25 states have passed state cable franchise bills. Many were passed approximately 10 years ago. Promises were made that cutting local control of cable franchises would streamline roll out and result in more investment by the companies providing cable services (which are also the companies providing broadband services).
Yesterday, the Cleveland Scene published “State Laws Allowed AT&T to Exclude Cleveland’s Poorest Neighborhoods From High-Speed Internet Service”. I encourage you to read the whole article. The article connects the dots between Ohio’s state franchise bill (SB 117) and the lack of AT&T broadband service at or above 18 mbps in Cleveland’s poorest neighborhoods.
Cleveland is very fortunate to have Bill Callahan who has been working on digital inclusion for over twenty years.

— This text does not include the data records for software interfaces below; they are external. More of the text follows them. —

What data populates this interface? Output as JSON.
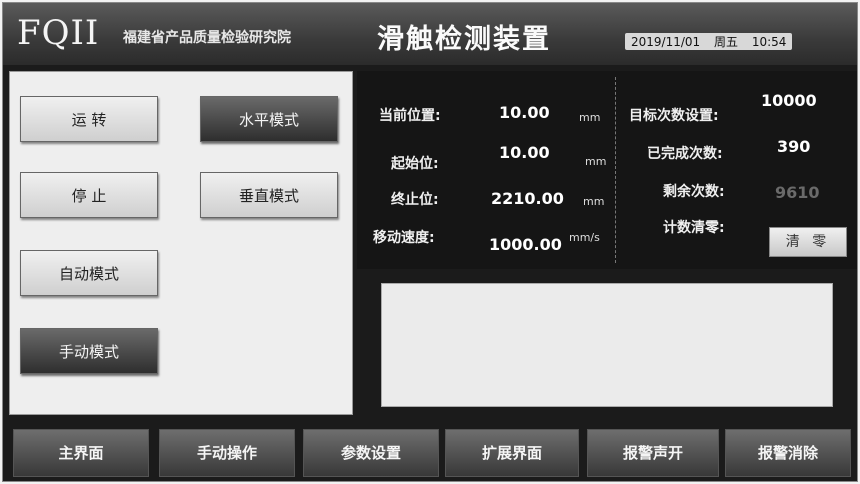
{
  "header": {
    "logo": "FQII",
    "org": "福建省产品质量检验研究院",
    "title": "滑触检测装置",
    "date": "2019/11/01",
    "weekday": "周五",
    "time": "10:54"
  },
  "left": {
    "run": "运 转",
    "stop": "停 止",
    "auto_mode": "自动模式",
    "manual_mode": "手动模式",
    "horizontal_mode": "水平模式",
    "vertical_mode": "垂直模式"
  },
  "info": {
    "current_position": {
      "label": "当前位置:",
      "value": "10.00",
      "unit": "mm"
    },
    "start_position": {
      "label": "起始位:",
      "value": "10.00",
      "unit": "mm"
    },
    "end_position": {
      "label": "终止位:",
      "value": "2210.00",
      "unit": "mm"
    },
    "speed": {
      "label": "移动速度:",
      "value": "1000.00",
      "unit": "mm/s"
    },
    "target_count": {
      "label": "目标次数设置:",
      "value": "10000"
    },
    "completed_count": {
      "label": "已完成次数:",
      "value": "390"
    },
    "remaining_count": {
      "label": "剩余次数:",
      "value": "9610"
    },
    "count_clear": {
      "label": "计数清零:",
      "button": "清 零"
    }
  },
  "nav": {
    "main": "主界面",
    "manual_op": "手动操作",
    "params": "参数设置",
    "extend": "扩展界面",
    "alarm_sound": "报警声开",
    "alarm_clear": "报警消除"
  }
}
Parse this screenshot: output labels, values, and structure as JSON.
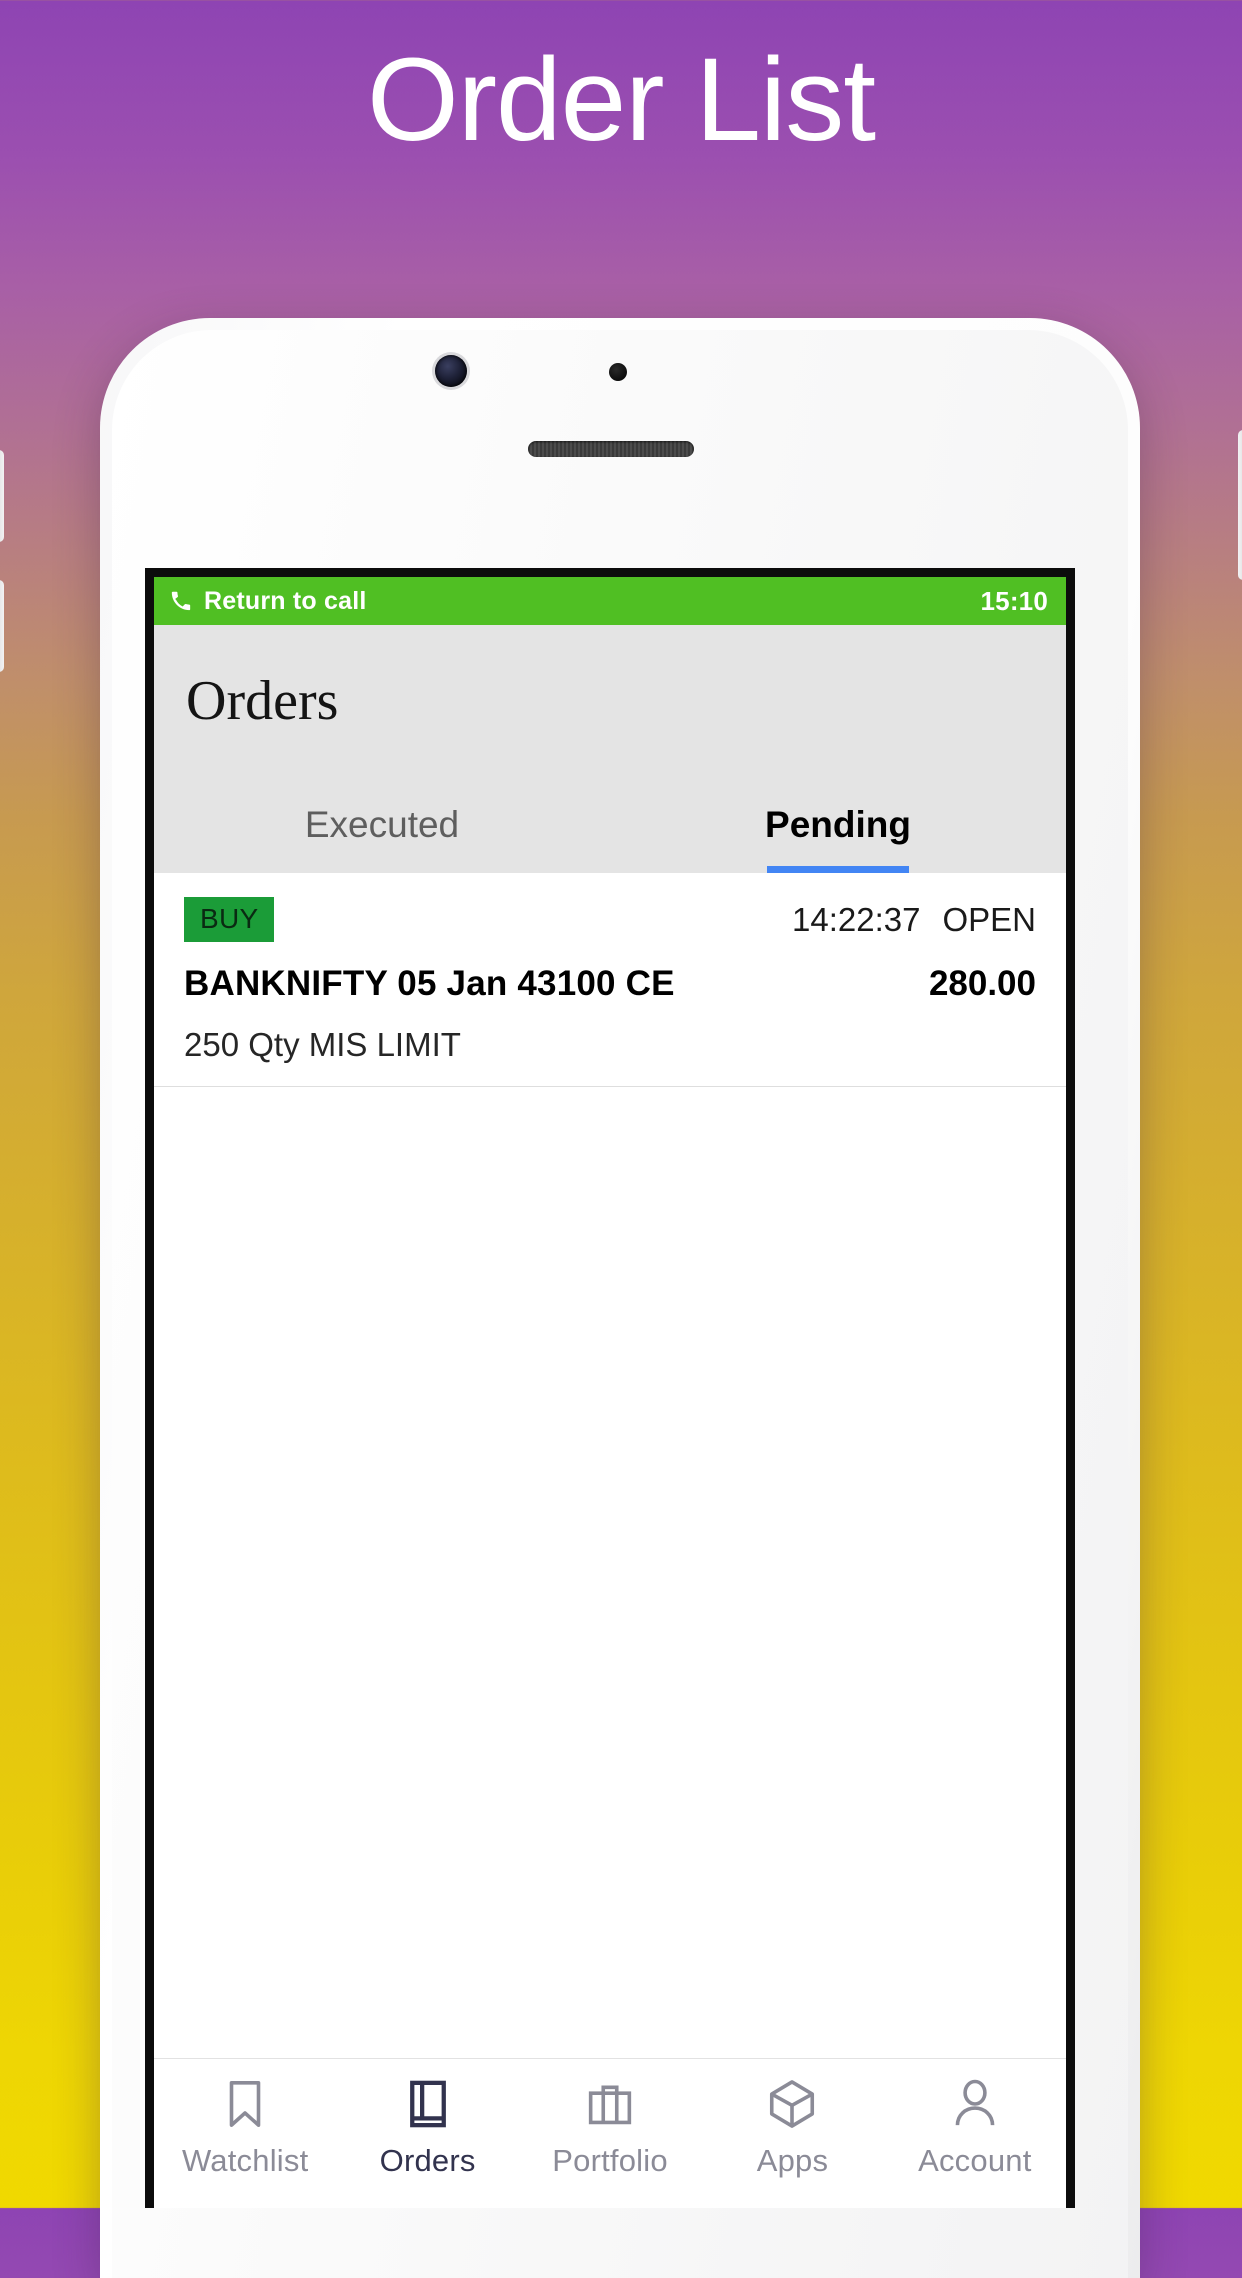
{
  "banner": {
    "title": "Order List"
  },
  "statusbar": {
    "call_label": "Return to call",
    "time": "15:10",
    "phone_icon": "phone-icon",
    "bg_color": "#50bf23"
  },
  "app": {
    "title": "Orders",
    "tabs": [
      {
        "label": "Executed",
        "active": false
      },
      {
        "label": "Pending",
        "active": true
      }
    ],
    "active_tab_underline_color": "#4285f4"
  },
  "orders": [
    {
      "side": "BUY",
      "side_color": "#1b9c38",
      "time": "14:22:37",
      "status": "OPEN",
      "instrument": "BANKNIFTY 05 Jan 43100  CE",
      "price": "280.00",
      "details": "250 Qty  MIS  LIMIT"
    }
  ],
  "bottom_nav": [
    {
      "label": "Watchlist",
      "icon": "bookmark-icon",
      "active": false
    },
    {
      "label": "Orders",
      "icon": "book-icon",
      "active": true
    },
    {
      "label": "Portfolio",
      "icon": "briefcase-icon",
      "active": false
    },
    {
      "label": "Apps",
      "icon": "cube-icon",
      "active": false
    },
    {
      "label": "Account",
      "icon": "person-icon",
      "active": false
    }
  ]
}
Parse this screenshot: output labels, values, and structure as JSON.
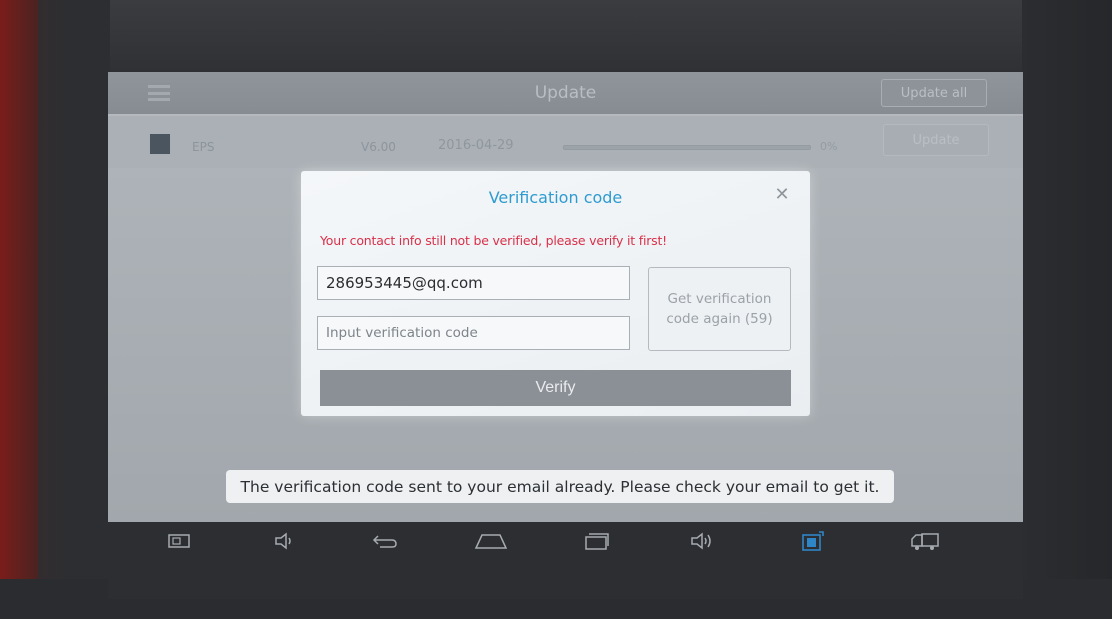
{
  "app": {
    "title": "Update",
    "update_all_label": "Update all"
  },
  "update_list": {
    "items": [
      {
        "name": "EPS",
        "version": "V6.00",
        "date": "2016-04-29",
        "progress_percent": 0,
        "percent_label": "0%",
        "update_label": "Update"
      }
    ]
  },
  "dialog": {
    "title": "Verification code",
    "close_glyph": "✕",
    "warning": "Your contact info still not be verified, please verify it first!",
    "email_value": "286953445@qq.com",
    "code_placeholder": "Input verification code",
    "resend_label": "Get verification code again (59)",
    "verify_label": "Verify"
  },
  "toast": {
    "message": "The verification code sent to your email already. Please check your email to get it."
  },
  "nav_bar": {
    "icons": [
      "screenshot-icon",
      "volume-down-icon",
      "back-icon",
      "home-icon",
      "recent-apps-icon",
      "volume-up-icon",
      "vci-icon",
      "truck-icon"
    ]
  },
  "colors": {
    "dialog_title": "#2e9bd0",
    "warning": "#d9304a",
    "verify_button": "#8a9095",
    "nav_highlight": "#2f86c6"
  }
}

He recognized the injustice because he works in the communities that Ohio’s cable franchise bill has left with only one high-speed internet option.
SB 117 states: “[N]o video service provider shall deny access to video service to any group of potential residential subscribers in its video service area because of the race or income of the residents in the local area in which the group resides.” Who approves state franchises and should be keeping an eye on state franchisees? The Ohio Department of Commerce.
With the current FCC cutting back broadband regulation, it is clear neither the federal government nor the states are regulating internet service. Cleveland’s lack of broadband competition (and thus affordable prices) tells us the free market is not the answer to ubiquitous affordable high-speed broadband. And Cleveland is not unique. Home internet access is essential today. Having it and using it not only help individuals to get ahead, it keeps folks from getting further and further behind. We, as a country, cannot allow digital inequity to be the cause of widening divides.